Akbar made some experiments in the land revenue administration with the help of Raja Todar Mal. The land revenue system of Akbar was called Zabti or Bandobast system. It was further improved by Raja Todar Mal. It was known as Dahsala System which was completed in 1580. By this system, Todar Mal introduced a uniform system of land measurement. The revenue was fixed on the average yield of land assessed on the basis of the past ten years. The land was properly measured into Bighas with the help of bamboo jaribs joined together with iron rings so there was no danger of its contraction and expansion in summer or in winter. All the cultivated land was classified into four division- Polaj, Parauti, Chachar and Banjar. The Polaj land was always cultivated and was never allowed to be fallow; the Parauti land was allowed to fallow for a year or two to recover its strength; the Chachar land had to be left uncultivated for three or four years, and Banjar land had to be left fallow for five years or more. The total production of each Bigha of the first three kinds of land was determined separately. The share of the state was fixed at one-third of the total produce. The cultivators were allowed to pay their dues in cash or kind but cash payments were preferred in the case of perishable commodities.

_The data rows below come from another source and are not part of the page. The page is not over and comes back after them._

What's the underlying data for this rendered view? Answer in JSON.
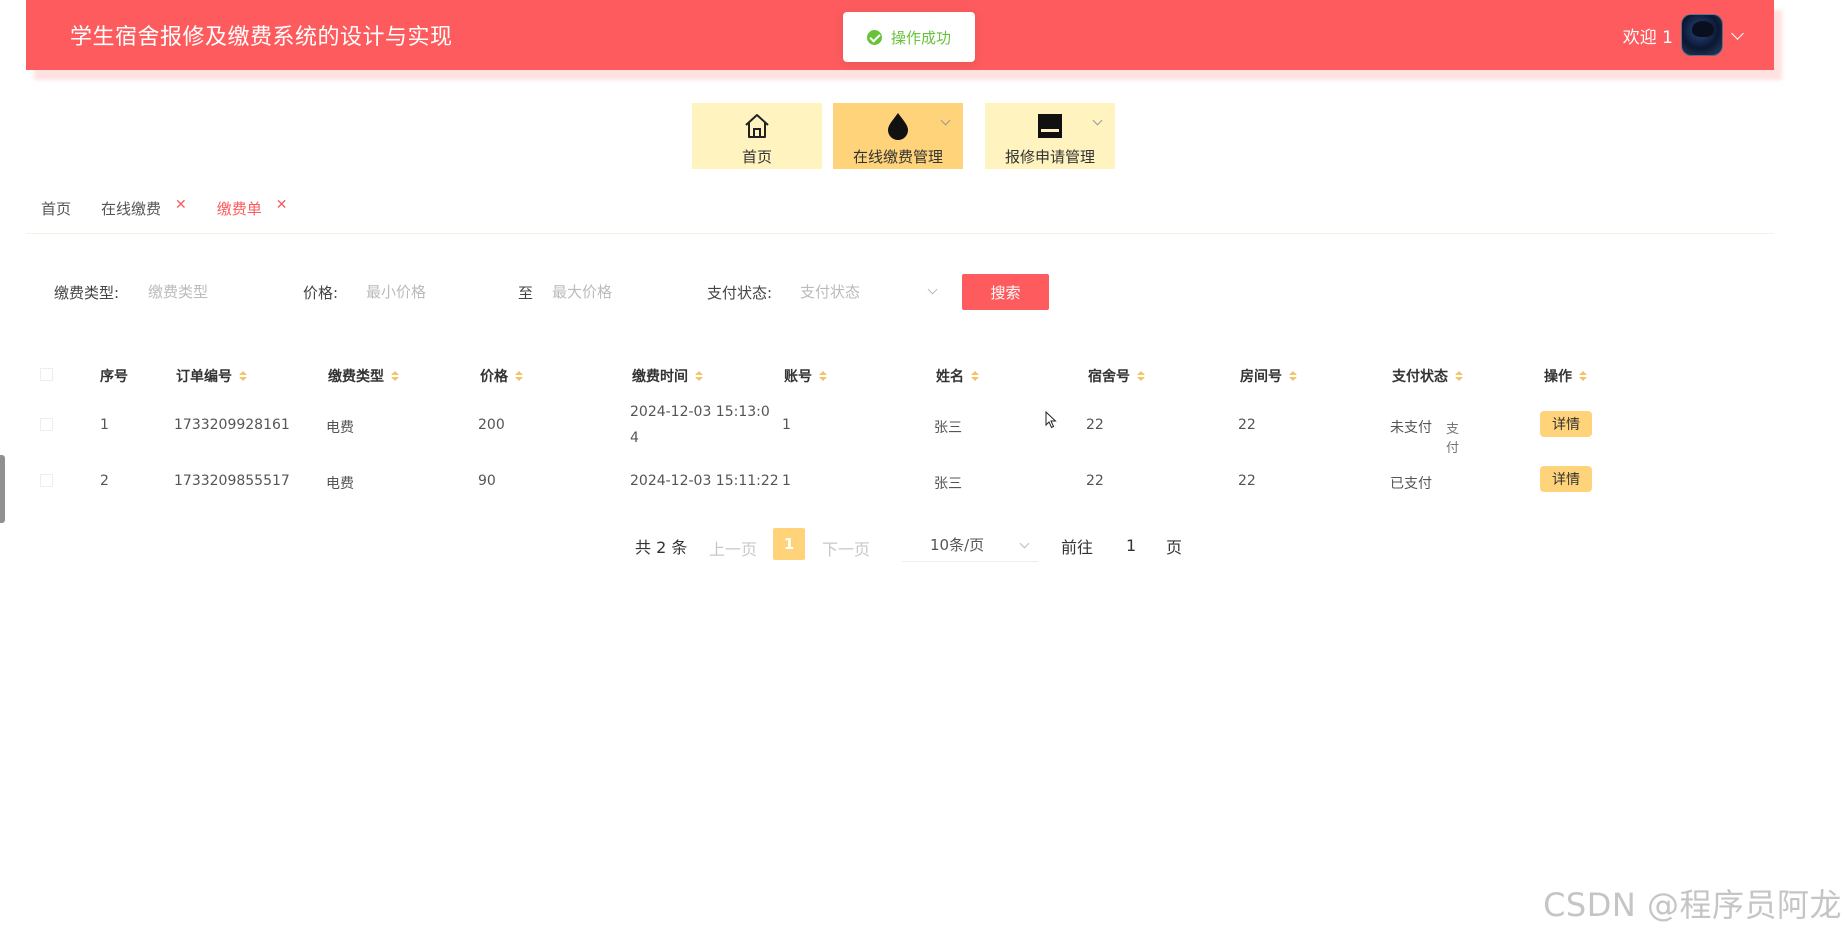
{
  "header": {
    "title": "学生宿舍报修及缴费系统的设计与实现",
    "welcome": "欢迎 1"
  },
  "toast": {
    "message": "操作成功"
  },
  "nav": {
    "items": [
      {
        "label": "首页",
        "icon": "home-icon"
      },
      {
        "label": "在线缴费管理",
        "icon": "drop-icon"
      },
      {
        "label": "报修申请管理",
        "icon": "form-icon"
      }
    ]
  },
  "tabs": [
    {
      "label": "首页"
    },
    {
      "label": "在线缴费"
    },
    {
      "label": "缴费单"
    }
  ],
  "search": {
    "fee_type_label": "缴费类型:",
    "fee_type_placeholder": "缴费类型",
    "price_label": "价格:",
    "min_price_placeholder": "最小价格",
    "to_label": "至",
    "max_price_placeholder": "最大价格",
    "status_label": "支付状态:",
    "status_placeholder": "支付状态",
    "search_button": "搜索"
  },
  "table": {
    "headers": [
      "序号",
      "订单编号",
      "缴费类型",
      "价格",
      "缴费时间",
      "账号",
      "姓名",
      "宿舍号",
      "房间号",
      "支付状态",
      "操作"
    ],
    "rows": [
      {
        "index": "1",
        "order_no": "1733209928161",
        "fee_type": "电费",
        "price": "200",
        "time_line1": "2024-12-03 15:13:0",
        "time_line2": "4",
        "account": "1",
        "name": "张三",
        "dorm": "22",
        "room": "22",
        "status": "未支付",
        "pay_action": "支付",
        "detail": "详情"
      },
      {
        "index": "2",
        "order_no": "1733209855517",
        "fee_type": "电费",
        "price": "90",
        "time_line1": "2024-12-03 15:11:22",
        "account": "1",
        "name": "张三",
        "dorm": "22",
        "room": "22",
        "status": "已支付",
        "detail": "详情"
      }
    ]
  },
  "pagination": {
    "total": "共 2 条",
    "prev": "上一页",
    "current": "1",
    "next": "下一页",
    "page_size": "10条/页",
    "goto_label": "前往",
    "goto_value": "1",
    "page_suffix": "页"
  },
  "watermark": "CSDN @程序员阿龙"
}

For fixing prices of each commodity, an average of the last ten year’s prices was taken. For bringing the Banjar land under cultivation, loans were advanced to the cultivators, so that they might employ extra labour. In case of famine and drought or other unexpected calamities, remission was granted and even loans were given for the purchase of seeds and cattle etc. The revenue collectors were asked to be friendly towards the cultivators and not to oppress them on any account. As a result of these measures, the revenue of the state greatly increased, the cultivators became better off and the country became prosperous. The revenue system was applied to northern India, Gujarat and with some modification to the Deccan.